It’s always been assumed that workers look forward to the day when they can clock off permanently to embrace the leisurely joys of retirement. But these days, many older workers are leaving the workforce only to return a few years later. The percentage of retirement-age Americans in the labour force doubled from 10% in 1985 to 20% this year. Research from the Rand corporation suggests that nearly 40% of them had previously retired. In the UK, a similar trend has emerged.
Reasons for “unretirement” can be both positive and negative. People are living longer, meaning more older workers are healthy enough to take on a job. And some retirees struggle with boredom and isolation without the structure, community and sense of purpose work can bring. But for others the decision is purely financial. Inadequate pensions and rising health care costs mean poverty among the elderly is a problem in many countries. It’s particularly acute in South Korea, where a weak pension system keeps about a third of seniors working into their early 70s.

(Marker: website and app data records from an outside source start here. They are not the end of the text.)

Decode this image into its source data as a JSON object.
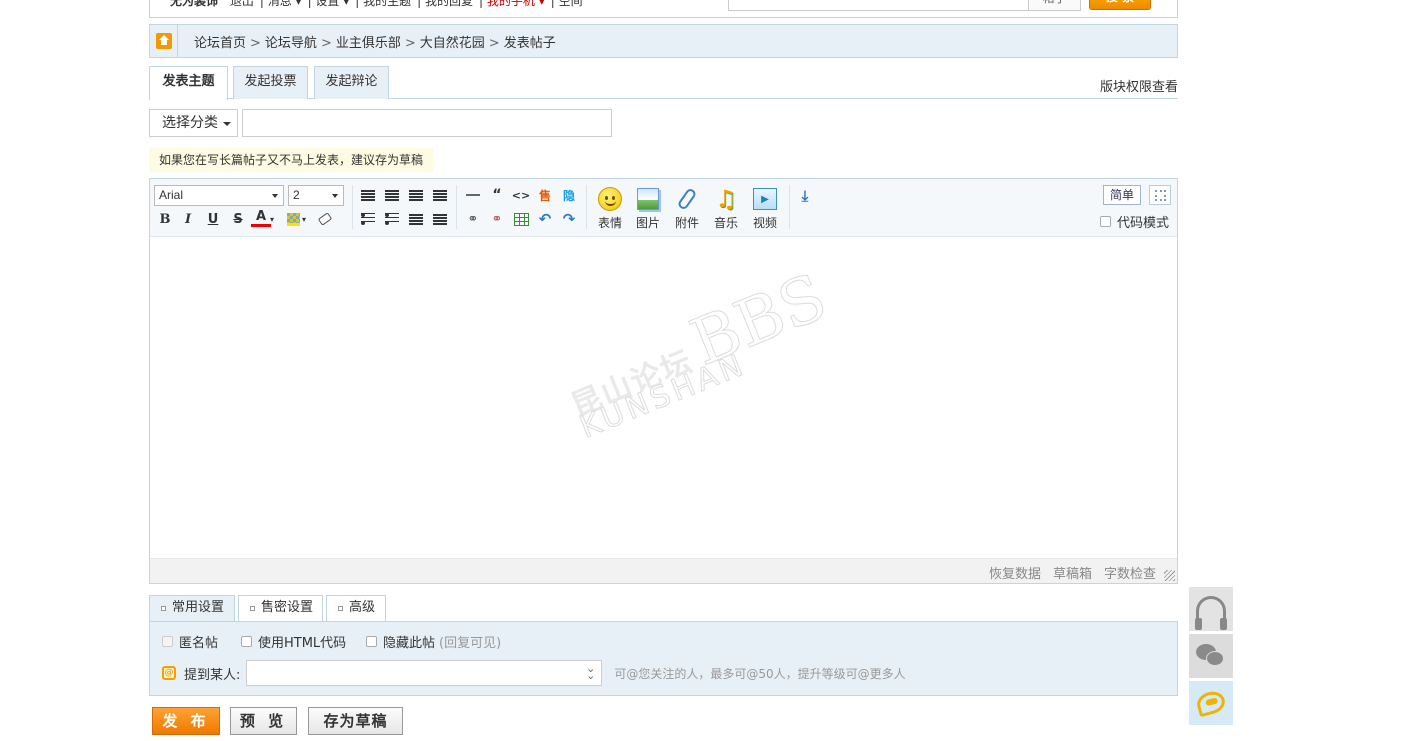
{
  "topbar": {
    "username": "无为装饰",
    "links": [
      "退出",
      "消息 ▾",
      "设置 ▾",
      "我的主题",
      "我的回复",
      "我的手机 ▾",
      "空间"
    ],
    "search_scope": "帖子",
    "search_button": "搜 索"
  },
  "breadcrumb": {
    "items": [
      "论坛首页",
      "论坛导航",
      "业主俱乐部",
      "大自然花园",
      "发表帖子"
    ]
  },
  "post_tabs": {
    "items": [
      "发表主题",
      "发起投票",
      "发起辩论"
    ],
    "active_index": 0,
    "permission_link": "版块权限查看"
  },
  "subject": {
    "category_label": "选择分类",
    "title_value": ""
  },
  "tip": "如果您在写长篇帖子又不马上发表，建议存为草稿",
  "editor": {
    "font_family": "Arial",
    "font_size": "2",
    "buttons": {
      "emoji": "表情",
      "image": "图片",
      "attachment": "附件",
      "music": "音乐",
      "video": "视频"
    },
    "simple_mode": "简单",
    "code_mode": "代码模式",
    "watermark": {
      "brand_cn": "昆山论坛",
      "brand_bbs": "BBS",
      "brand_en": "KUNSHAN"
    },
    "status_links": [
      "恢复数据",
      "草稿箱",
      "字数检查"
    ]
  },
  "settings": {
    "tabs": [
      "常用设置",
      "售密设置",
      "高级"
    ],
    "active_index": 0,
    "options": {
      "anonymous": "匿名帖",
      "html_code": "使用HTML代码",
      "hide_post": "隐藏此帖",
      "hide_post_note": "(回复可见)"
    },
    "mention_label": "提到某人:",
    "mention_value": "",
    "mention_hint": "可@您关注的人，最多可@50人，提升等级可@更多人"
  },
  "actions": {
    "publish": "发 布",
    "preview": "预 览",
    "save_draft": "存为草稿"
  },
  "side_icons": [
    "headset-icon",
    "wechat-icon",
    "qq-mail-icon"
  ],
  "colors": {
    "accent_orange": "#f08a00",
    "border_blue": "#c2d5e3",
    "panel_blue": "#e8f0f7"
  }
}
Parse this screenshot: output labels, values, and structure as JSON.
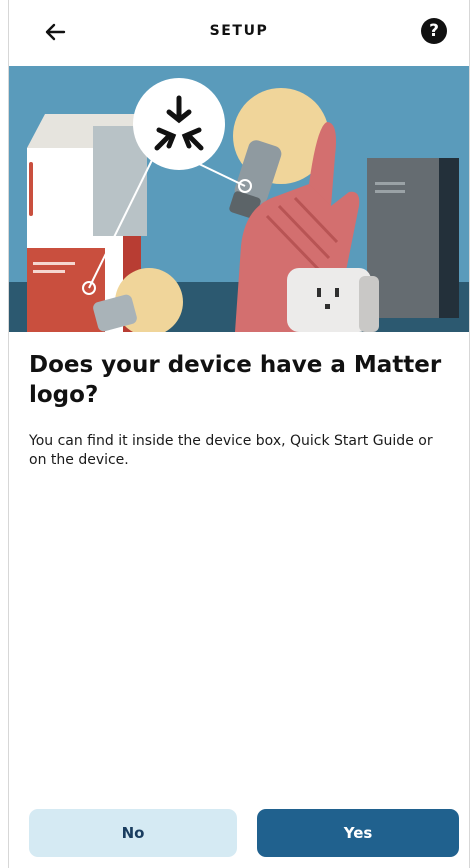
{
  "header": {
    "title": "SETUP",
    "back_icon": "back-arrow-icon",
    "help_icon": "help-icon",
    "help_glyph": "?"
  },
  "hero": {
    "illustration": "matter-devices-illustration",
    "colors": {
      "sky": "#5a9bbb",
      "floor": "#2c5970",
      "accent_red": "#c94f3e",
      "hand": "#d36f6f",
      "bulb": "#f0d59a",
      "cabinet": "#656c71"
    }
  },
  "main": {
    "heading": "Does your device have a Matter logo?",
    "description": "You can find it inside the device box, Quick Start Guide or on the device."
  },
  "actions": {
    "no_label": "No",
    "yes_label": "Yes"
  },
  "colors": {
    "primary": "#20618e",
    "secondary": "#d5eaf3"
  }
}
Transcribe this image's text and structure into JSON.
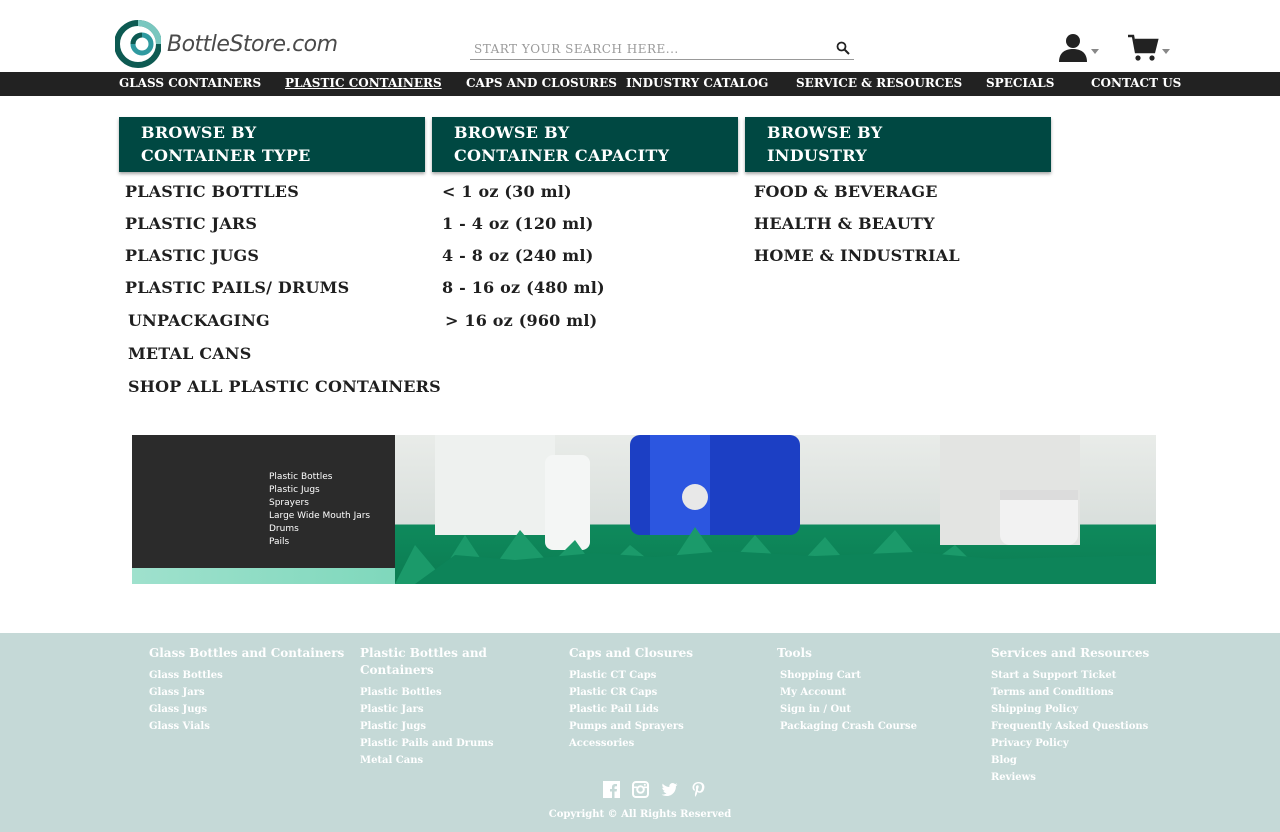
{
  "header": {
    "logo_text": "BottleStore.com",
    "search_placeholder": "START YOUR SEARCH HERE..."
  },
  "nav": {
    "items": [
      "GLASS CONTAINERS",
      "PLASTIC CONTAINERS",
      "CAPS AND CLOSURES",
      "INDUSTRY CATALOG",
      "SERVICE & RESOURCES",
      "SPECIALS",
      "CONTACT US"
    ],
    "active": "PLASTIC CONTAINERS"
  },
  "mega_menu": {
    "columns": [
      {
        "heading_line1": "BROWSE BY",
        "heading_line2": "CONTAINER TYPE",
        "items": [
          "PLASTIC BOTTLES",
          "PLASTIC JARS",
          "PLASTIC JUGS",
          "PLASTIC PAILS/ DRUMS",
          "UNPACKAGING",
          "METAL CANS",
          "SHOP ALL PLASTIC CONTAINERS"
        ]
      },
      {
        "heading_line1": "BROWSE BY",
        "heading_line2": "CONTAINER CAPACITY",
        "items": [
          "< 1 oz (30 ml)",
          "1 - 4 oz (120 ml)",
          "4 - 8 oz (240 ml)",
          "8 - 16 oz (480 ml)",
          "> 16 oz (960 ml)"
        ]
      },
      {
        "heading_line1": "BROWSE BY",
        "heading_line2": "INDUSTRY",
        "items": [
          "FOOD & BEVERAGE",
          "HEALTH & BEAUTY",
          "HOME & INDUSTRIAL"
        ]
      }
    ]
  },
  "banner": {
    "list": [
      "Plastic Bottles",
      "Plastic Jugs",
      "Sprayers",
      "Large Wide Mouth Jars",
      "Drums",
      "Pails"
    ]
  },
  "footer": {
    "columns": [
      {
        "heading": "Glass Bottles and Containers",
        "links": [
          "Glass Bottles",
          "Glass Jars",
          "Glass Jugs",
          "Glass Vials"
        ]
      },
      {
        "heading_line1": "Plastic Bottles and",
        "heading_line2": "Containers",
        "links": [
          "Plastic Bottles",
          "Plastic Jars",
          "Plastic Jugs",
          "Plastic Pails and Drums",
          "Metal Cans"
        ]
      },
      {
        "heading": "Caps and Closures",
        "links": [
          "Plastic CT Caps",
          "Plastic CR Caps",
          "Plastic Pail Lids",
          "Pumps and Sprayers",
          "Accessories"
        ]
      },
      {
        "heading": "Tools",
        "links": [
          "Shopping Cart",
          "My Account",
          "Sign in / Out",
          "Packaging Crash Course"
        ]
      },
      {
        "heading": "Services and Resources",
        "links": [
          "Start a Support Ticket",
          "Terms and Conditions",
          "Shipping Policy",
          "Frequently Asked Questions",
          "Privacy Policy",
          "Blog",
          "Reviews"
        ]
      }
    ],
    "social_icons": [
      "facebook-icon",
      "instagram-icon",
      "twitter-icon",
      "pinterest-icon"
    ],
    "copyright": "Copyright © All Rights Reserved"
  },
  "colors": {
    "menu_heading_bg": "#004842",
    "nav_bg": "#222222",
    "footer_bg": "#c5d9d7"
  }
}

Unretirement will have policy implications. Can economies provide good opportunities for older people who prefer to work part time? How do they reskill if training opportunities dwindle with age? Governments must grapple with these issues, as workforces age inexorably.